# [Listed entries]
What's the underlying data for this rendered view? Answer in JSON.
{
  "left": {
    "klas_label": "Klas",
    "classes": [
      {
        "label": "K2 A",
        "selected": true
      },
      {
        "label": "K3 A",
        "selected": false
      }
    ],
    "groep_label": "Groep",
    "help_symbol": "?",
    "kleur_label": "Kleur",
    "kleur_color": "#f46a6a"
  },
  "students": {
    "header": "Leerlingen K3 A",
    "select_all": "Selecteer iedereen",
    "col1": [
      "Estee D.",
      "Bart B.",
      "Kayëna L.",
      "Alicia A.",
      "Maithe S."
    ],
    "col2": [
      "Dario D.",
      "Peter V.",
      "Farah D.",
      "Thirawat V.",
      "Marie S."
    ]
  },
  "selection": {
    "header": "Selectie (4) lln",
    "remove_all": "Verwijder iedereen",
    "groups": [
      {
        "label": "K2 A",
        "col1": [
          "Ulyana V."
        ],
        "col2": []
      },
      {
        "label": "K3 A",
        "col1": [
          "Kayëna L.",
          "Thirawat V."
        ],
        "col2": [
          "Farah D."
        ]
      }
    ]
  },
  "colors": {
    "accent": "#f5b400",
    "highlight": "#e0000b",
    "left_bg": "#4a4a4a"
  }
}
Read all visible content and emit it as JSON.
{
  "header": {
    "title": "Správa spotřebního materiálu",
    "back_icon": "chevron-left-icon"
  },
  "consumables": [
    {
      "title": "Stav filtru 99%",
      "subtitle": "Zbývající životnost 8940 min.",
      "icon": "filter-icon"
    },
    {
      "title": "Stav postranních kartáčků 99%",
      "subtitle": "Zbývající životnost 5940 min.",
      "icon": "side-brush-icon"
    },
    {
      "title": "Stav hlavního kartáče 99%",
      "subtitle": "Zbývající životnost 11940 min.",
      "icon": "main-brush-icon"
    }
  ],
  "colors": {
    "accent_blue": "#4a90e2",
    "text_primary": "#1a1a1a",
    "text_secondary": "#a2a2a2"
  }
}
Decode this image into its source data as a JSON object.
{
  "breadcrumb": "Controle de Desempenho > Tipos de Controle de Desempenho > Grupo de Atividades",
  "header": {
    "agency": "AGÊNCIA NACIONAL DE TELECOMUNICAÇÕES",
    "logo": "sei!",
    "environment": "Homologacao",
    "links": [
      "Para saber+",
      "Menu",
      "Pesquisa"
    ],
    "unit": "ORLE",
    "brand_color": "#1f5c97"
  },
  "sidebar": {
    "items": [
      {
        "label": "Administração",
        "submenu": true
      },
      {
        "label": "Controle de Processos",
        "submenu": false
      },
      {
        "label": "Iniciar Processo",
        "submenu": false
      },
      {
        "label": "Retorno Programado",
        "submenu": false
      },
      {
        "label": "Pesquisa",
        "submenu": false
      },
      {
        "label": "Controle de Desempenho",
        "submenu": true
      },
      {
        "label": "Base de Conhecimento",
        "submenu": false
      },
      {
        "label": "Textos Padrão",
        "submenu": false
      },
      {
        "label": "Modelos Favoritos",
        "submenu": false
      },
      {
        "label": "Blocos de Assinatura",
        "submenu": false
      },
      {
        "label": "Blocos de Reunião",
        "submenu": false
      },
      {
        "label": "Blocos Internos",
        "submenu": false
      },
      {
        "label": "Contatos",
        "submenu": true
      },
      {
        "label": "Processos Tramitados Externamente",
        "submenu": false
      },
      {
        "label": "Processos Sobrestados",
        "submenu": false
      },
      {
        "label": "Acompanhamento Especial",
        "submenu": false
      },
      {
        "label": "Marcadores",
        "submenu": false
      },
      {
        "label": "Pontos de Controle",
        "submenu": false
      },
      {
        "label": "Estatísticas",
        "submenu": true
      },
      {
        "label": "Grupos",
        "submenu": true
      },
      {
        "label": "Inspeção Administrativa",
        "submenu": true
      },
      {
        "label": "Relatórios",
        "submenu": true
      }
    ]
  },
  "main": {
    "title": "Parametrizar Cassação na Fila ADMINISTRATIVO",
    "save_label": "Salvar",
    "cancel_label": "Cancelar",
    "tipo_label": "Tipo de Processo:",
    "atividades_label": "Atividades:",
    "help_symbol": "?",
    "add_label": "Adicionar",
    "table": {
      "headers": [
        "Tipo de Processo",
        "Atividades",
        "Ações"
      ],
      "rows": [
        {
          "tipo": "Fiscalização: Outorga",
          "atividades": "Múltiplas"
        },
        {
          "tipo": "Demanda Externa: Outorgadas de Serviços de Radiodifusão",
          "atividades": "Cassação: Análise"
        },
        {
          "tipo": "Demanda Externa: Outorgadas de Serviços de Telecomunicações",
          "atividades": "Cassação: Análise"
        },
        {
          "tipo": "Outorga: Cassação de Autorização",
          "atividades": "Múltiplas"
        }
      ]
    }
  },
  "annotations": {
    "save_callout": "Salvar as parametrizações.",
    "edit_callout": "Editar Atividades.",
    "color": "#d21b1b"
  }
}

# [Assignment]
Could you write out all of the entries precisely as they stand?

# [Solved problem]
What's the underlying data for this rendered view? Answer in JSON.
{
  "left": {
    "klas_label": "Klas",
    "classes": [
      {
        "label": "K2 A",
        "selected": true
      },
      {
        "label": "K3 A",
        "selected": false
      }
    ],
    "groep_label": "Groep",
    "help_symbol": "?",
    "kleur_label": "Kleur",
    "kleur_color": "#f46a6a"
  },
  "students": {
    "header": "Leerlingen K3 A",
    "select_all": "Selecteer iedereen",
    "col1": [
      "Estee D.",
      "Bart B.",
      "Kayëna L.",
      "Alicia A.",
      "Maithe S."
    ],
    "col2": [
      "Dario D.",
      "Peter V.",
      "Farah D.",
      "Thirawat V.",
      "Marie S."
    ]
  },
  "selection": {
    "header": "Selectie (4) lln",
    "remove_all": "Verwijder iedereen",
    "groups": [
      {
        "label": "K2 A",
        "col1": [
          "Ulyana V."
        ],
        "col2": []
      },
      {
        "label": "K3 A",
        "col1": [
          "Kayëna L.",
          "Thirawat V."
        ],
        "col2": [
          "Farah D."
        ]
      }
    ]
  },
  "colors": {
    "accent": "#f5b400",
    "highlight": "#e0000b",
    "left_bg": "#4a4a4a"
  }
}
Read all visible content and emit it as JSON.
{
  "header": {
    "title": "Správa spotřebního materiálu",
    "back_icon": "chevron-left-icon"
  },
  "consumables": [
    {
      "title": "Stav filtru 99%",
      "subtitle": "Zbývající životnost 8940 min.",
      "icon": "filter-icon"
    },
    {
      "title": "Stav postranních kartáčků 99%",
      "subtitle": "Zbývající životnost 5940 min.",
      "icon": "side-brush-icon"
    },
    {
      "title": "Stav hlavního kartáče 99%",
      "subtitle": "Zbývající životnost 11940 min.",
      "icon": "main-brush-icon"
    }
  ],
  "colors": {
    "accent_blue": "#4a90e2",
    "text_primary": "#1a1a1a",
    "text_secondary": "#a2a2a2"
  }
}
Decode this image into its source data as a JSON object.
{
  "breadcrumb": "Controle de Desempenho > Tipos de Controle de Desempenho > Grupo de Atividades",
  "header": {
    "agency": "AGÊNCIA NACIONAL DE TELECOMUNICAÇÕES",
    "logo": "sei!",
    "environment": "Homologacao",
    "links": [
      "Para saber+",
      "Menu",
      "Pesquisa"
    ],
    "unit": "ORLE",
    "brand_color": "#1f5c97"
  },
  "sidebar": {
    "items": [
      {
        "label": "Administração",
        "submenu": true
      },
      {
        "label": "Controle de Processos",
        "submenu": false
      },
      {
        "label": "Iniciar Processo",
        "submenu": false
      },
      {
        "label": "Retorno Programado",
        "submenu": false
      },
      {
        "label": "Pesquisa",
        "submenu": false
      },
      {
        "label": "Controle de Desempenho",
        "submenu": true
      },
      {
        "label": "Base de Conhecimento",
        "submenu": false
      },
      {
        "label": "Textos Padrão",
        "submenu": false
      },
      {
        "label": "Modelos Favoritos",
        "submenu": false
      },
      {
        "label": "Blocos de Assinatura",
        "submenu": false
      },
      {
        "label": "Blocos de Reunião",
        "submenu": false
      },
      {
        "label": "Blocos Internos",
        "submenu": false
      },
      {
        "label": "Contatos",
        "submenu": true
      },
      {
        "label": "Processos Tramitados Externamente",
        "submenu": false
      },
      {
        "label": "Processos Sobrestados",
        "submenu": false
      },
      {
        "label": "Acompanhamento Especial",
        "submenu": false
      },
      {
        "label": "Marcadores",
        "submenu": false
      },
      {
        "label": "Pontos de Controle",
        "submenu": false
      },
      {
        "label": "Estatísticas",
        "submenu": true
      },
      {
        "label": "Grupos",
        "submenu": true
      },
      {
        "label": "Inspeção Administrativa",
        "submenu": true
      },
      {
        "label": "Relatórios",
        "submenu": true
      }
    ]
  },
  "main": {
    "title": "Parametrizar Cassação na Fila ADMINISTRATIVO",
    "save_label": "Salvar",
    "cancel_label": "Cancelar",
    "tipo_label": "Tipo de Processo:",
    "atividades_label": "Atividades:",
    "help_symbol": "?",
    "add_label": "Adicionar",
    "table": {
      "headers": [
        "Tipo de Processo",
        "Atividades",
        "Ações"
      ],
      "rows": [
        {
          "tipo": "Fiscalização: Outorga",
          "atividades": "Múltiplas"
        },
        {
          "tipo": "Demanda Externa: Outorgadas de Serviços de Radiodifusão",
          "atividades": "Cassação: Análise"
        },
        {
          "tipo": "Demanda Externa: Outorgadas de Serviços de Telecomunicações",
          "atividades": "Cassação: Análise"
        },
        {
          "tipo": "Outorga: Cassação de Autorização",
          "atividades": "Múltiplas"
        }
      ]
    }
  },
  "annotations": {
    "save_callout": "Salvar as parametrizações.",
    "edit_callout": "Editar Atividades.",
    "color": "#d21b1b"
  }
}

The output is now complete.